The leaders of the European Union’s three institutions warned Britain on Friday that it cannot expect “the highest quality access to the single market” unless it adopts the bloc’s standards on environment, labor, taxation and state aid.
European Council President Charles Michel, EU Parliament President David Sassoli and EU Commission President Ursula von der Leyen gave a speech on the future of Europe in Brussels, Belgium.
Saying; “Without being a member, you cannot retain the benefits of membership. Without the free movement of people, there can be no free movement of capital, goods, and services”.
The presidents were due to comment on Brexit and the future of the EU at 11 a.m. (1000 GMT).
Britain will no longer be an EU member state from Saturday, but it will enter a transition period until the end of December that is meant to give citizens and businesses time to adapt while an agreement is hammered out on the shape of the future relationship.
Trade, fishing rights and a raft of other issues are up for discussion.

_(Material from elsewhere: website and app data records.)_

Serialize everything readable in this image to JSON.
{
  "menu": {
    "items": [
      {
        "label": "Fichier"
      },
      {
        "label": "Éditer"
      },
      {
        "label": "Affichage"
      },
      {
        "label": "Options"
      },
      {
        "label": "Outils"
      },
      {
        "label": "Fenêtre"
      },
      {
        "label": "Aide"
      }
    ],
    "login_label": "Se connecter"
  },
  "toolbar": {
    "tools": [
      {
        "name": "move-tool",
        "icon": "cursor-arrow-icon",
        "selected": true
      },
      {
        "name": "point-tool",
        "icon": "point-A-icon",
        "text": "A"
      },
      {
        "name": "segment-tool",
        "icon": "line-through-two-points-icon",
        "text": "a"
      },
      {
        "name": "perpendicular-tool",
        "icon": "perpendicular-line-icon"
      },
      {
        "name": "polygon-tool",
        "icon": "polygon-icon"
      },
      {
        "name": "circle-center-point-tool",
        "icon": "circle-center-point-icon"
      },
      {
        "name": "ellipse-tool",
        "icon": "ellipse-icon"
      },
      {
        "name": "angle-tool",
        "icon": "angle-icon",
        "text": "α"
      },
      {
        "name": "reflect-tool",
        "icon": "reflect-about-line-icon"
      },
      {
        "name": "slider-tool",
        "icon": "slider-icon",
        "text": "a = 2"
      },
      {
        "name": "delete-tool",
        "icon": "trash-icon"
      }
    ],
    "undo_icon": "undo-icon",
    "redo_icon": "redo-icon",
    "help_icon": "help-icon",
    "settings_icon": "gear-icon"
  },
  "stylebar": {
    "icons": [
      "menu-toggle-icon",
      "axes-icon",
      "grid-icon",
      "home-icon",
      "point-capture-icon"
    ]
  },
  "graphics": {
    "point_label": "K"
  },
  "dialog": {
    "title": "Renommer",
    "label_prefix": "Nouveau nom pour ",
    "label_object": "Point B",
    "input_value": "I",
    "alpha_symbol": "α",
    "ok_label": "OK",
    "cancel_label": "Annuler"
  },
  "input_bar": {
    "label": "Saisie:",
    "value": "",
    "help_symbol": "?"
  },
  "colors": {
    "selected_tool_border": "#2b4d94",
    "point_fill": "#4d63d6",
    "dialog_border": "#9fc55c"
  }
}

Although the aim is to achieve a “zero tariff, zero quota” trade deal, the EU says that it would also require “zero dumping”.
It will insist that Britain remain aligned on standards and regulations to guarantee fair competition, but London has already indicated it will not be “a rule-taker”.
The Senate on Thursday resolved to probe the Nigerian National Petroleum Corporation (NNPC) over the sum of $396 million expended on Turn-Around Maintenance of refineries in the country between 2013 and 2015.
Accordingly, the Upper Chamber mandated the Committee on Petroleum Downstream, Upstream and Gas to carry out a holistic investigation on the Turn-Around Maintenance expenditures and the current state of the refineries as well as convoke a stakeholders conference with the aim of finding ways to revamp them.
The decision to investigate spending on maintenance of refineries by the Corporation was reached after consideration of a motion brought to the floor by Senator Yusuf A. Yusuf (APC, Taraba Central).
The lawmaker noted that the Nigerian National Petroleum Corporation has four refineries: two in Port-Harcourt (PHRC) and one each in Kaduna (KRPC) and Warri (WRPC).
According to him, the refineries were established to adequately supply and serve needs for Liquefied Petroleum Gas (LPG), Premium Motor Spirit (PMS), Dual Purpose Kerosene (DPK), Automotive Gas Oil (AGO), Low Pour Fuel Oil (LPFO), High Pour Fuel Oil (HPFO) and Aviation Turbine Kerosene (ATK) for both local consumption and exports.
He recalled, “The country through NNPC has in the past 25 years spent Billion of US dollars in Turn-Around Maintenance of the refineries, the latest being over $396 million spent between 2013 and 2015 without meaningful result.”
The lawmaker lamented that “the refineries have remained in moribund state in the last 15-20 years and is almost reaching total collapse due to lack of proposer maintenance of the facilities with a poor average capacity utilization hovering between fifteen percent and twenty-five percent per annum.”
Senator Yusuf said “despite the huge spending on turn-around Maintenance of refineries, NNPC recently announced a cumulative loss of N123.25 billion in 10 months (January to October, 2019), putting the total revenue of facilities at N68.82 billion, while total expenses incurred was N192.1 billion within the same period.”
He warned that “such huge wastage and slippages amidst the nation’s tight economy, if not addressed, may lead the country back to recession.”
The lawmaker added that such losses, when averted and combined with the huge expenditures in “under recovery” on fuel pump price and properly channeled into full rehabilitation and construction of modern refineries, would positively impact on the economy and save the country from the embarrassment of importation of petroleum products and its ripple effect.